* **AVAILABLE DATA**:
╭──

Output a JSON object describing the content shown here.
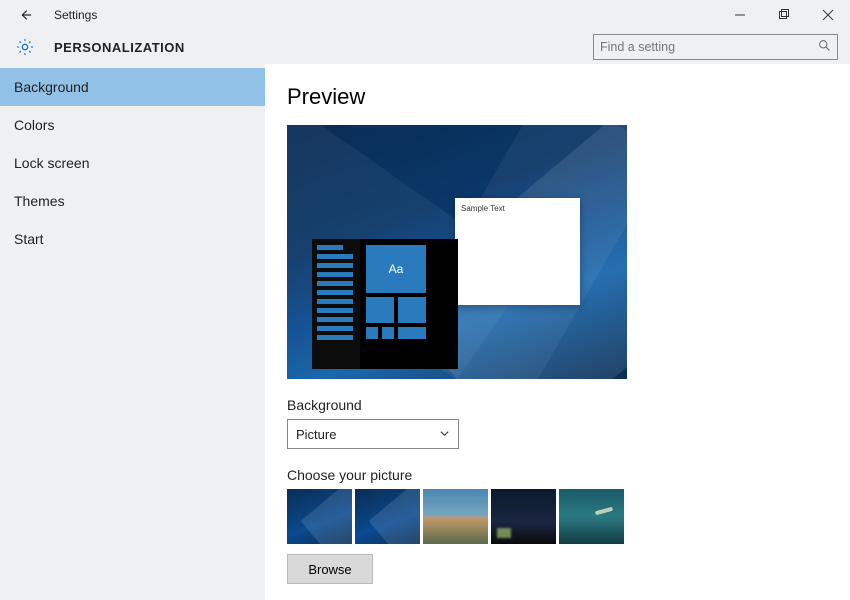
{
  "titlebar": {
    "title": "Settings"
  },
  "header": {
    "category": "PERSONALIZATION"
  },
  "search": {
    "placeholder": "Find a setting"
  },
  "sidebar": {
    "items": [
      {
        "label": "Background",
        "active": true
      },
      {
        "label": "Colors"
      },
      {
        "label": "Lock screen"
      },
      {
        "label": "Themes"
      },
      {
        "label": "Start"
      }
    ]
  },
  "main": {
    "preview_heading": "Preview",
    "sample_text": "Sample Text",
    "start_tile_text": "Aa",
    "background_label": "Background",
    "background_dropdown": {
      "selected": "Picture"
    },
    "choose_label": "Choose your picture",
    "browse_label": "Browse"
  }
}
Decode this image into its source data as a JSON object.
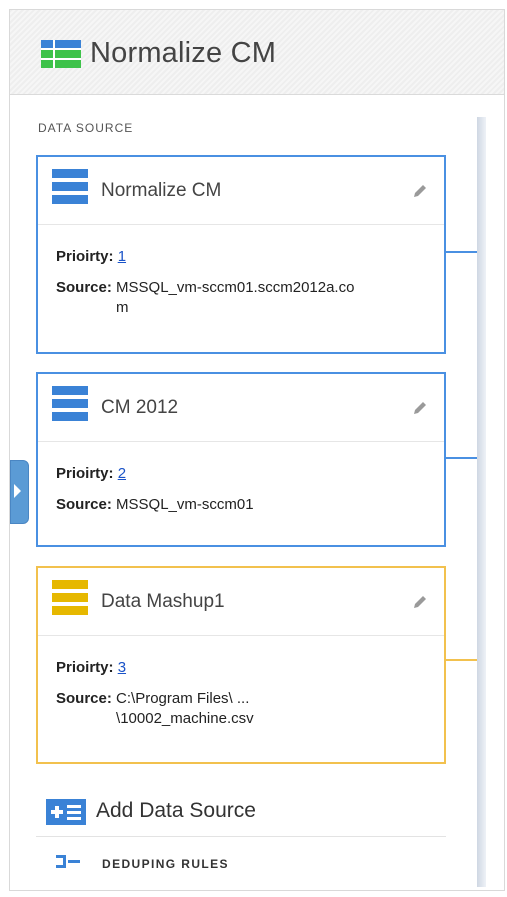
{
  "header": {
    "title": "Normalize CM"
  },
  "section": {
    "label": "DATA SOURCE"
  },
  "colors": {
    "blue": "#4a90e2",
    "yellow": "#f2c14e",
    "link": "#1a53c8"
  },
  "cards": [
    {
      "name": "Normalize CM",
      "priority_label": "Prioirty:",
      "priority": "1",
      "source_label": "Source:",
      "source": "MSSQL_vm-sccm01.sccm2012a.com",
      "color": "blue"
    },
    {
      "name": "CM 2012",
      "priority_label": "Prioirty:",
      "priority": "2",
      "source_label": "Source:",
      "source": "MSSQL_vm-sccm01",
      "color": "blue"
    },
    {
      "name": "Data Mashup1",
      "priority_label": "Prioirty:",
      "priority": "3",
      "source_label": "Source:",
      "source": "C:\\Program Files\\ ... \\10002_machine.csv",
      "color": "yellow"
    }
  ],
  "actions": {
    "add_data_source": "Add Data Source",
    "deduping_rules": "DEDUPING RULES"
  },
  "icons": {
    "title": "grid-icon",
    "card": "table-icon",
    "edit": "pencil-icon",
    "add": "add-source-icon",
    "dedup": "dedup-icon",
    "side_tab": "chevron-right-icon"
  }
}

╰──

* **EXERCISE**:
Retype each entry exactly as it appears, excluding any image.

* **ANSWER SPACE**:
Output a JSON object describing the content shown here.
{
  "titlebar": {
    "title": "Settings"
  },
  "header": {
    "category": "PERSONALIZATION"
  },
  "search": {
    "placeholder": "Find a setting"
  },
  "sidebar": {
    "items": [
      {
        "label": "Background",
        "active": true
      },
      {
        "label": "Colors"
      },
      {
        "label": "Lock screen"
      },
      {
        "label": "Themes"
      },
      {
        "label": "Start"
      }
    ]
  },
  "main": {
    "preview_heading": "Preview",
    "sample_text": "Sample Text",
    "start_tile_text": "Aa",
    "background_label": "Background",
    "background_dropdown": {
      "selected": "Picture"
    },
    "choose_label": "Choose your picture",
    "browse_label": "Browse"
  }
}
Decode this image into its source data as a JSON object.
{
  "header": {
    "title": "Normalize CM"
  },
  "section": {
    "label": "DATA SOURCE"
  },
  "colors": {
    "blue": "#4a90e2",
    "yellow": "#f2c14e",
    "link": "#1a53c8"
  },
  "cards": [
    {
      "name": "Normalize CM",
      "priority_label": "Prioirty:",
      "priority": "1",
      "source_label": "Source:",
      "source": "MSSQL_vm-sccm01.sccm2012a.com",
      "color": "blue"
    },
    {
      "name": "CM 2012",
      "priority_label": "Prioirty:",
      "priority": "2",
      "source_label": "Source:",
      "source": "MSSQL_vm-sccm01",
      "color": "blue"
    },
    {
      "name": "Data Mashup1",
      "priority_label": "Prioirty:",
      "priority": "3",
      "source_label": "Source:",
      "source": "C:\\Program Files\\ ... \\10002_machine.csv",
      "color": "yellow"
    }
  ],
  "actions": {
    "add_data_source": "Add Data Source",
    "deduping_rules": "DEDUPING RULES"
  },
  "icons": {
    "title": "grid-icon",
    "card": "table-icon",
    "edit": "pencil-icon",
    "add": "add-source-icon",
    "dedup": "dedup-icon",
    "side_tab": "chevron-right-icon"
  }
}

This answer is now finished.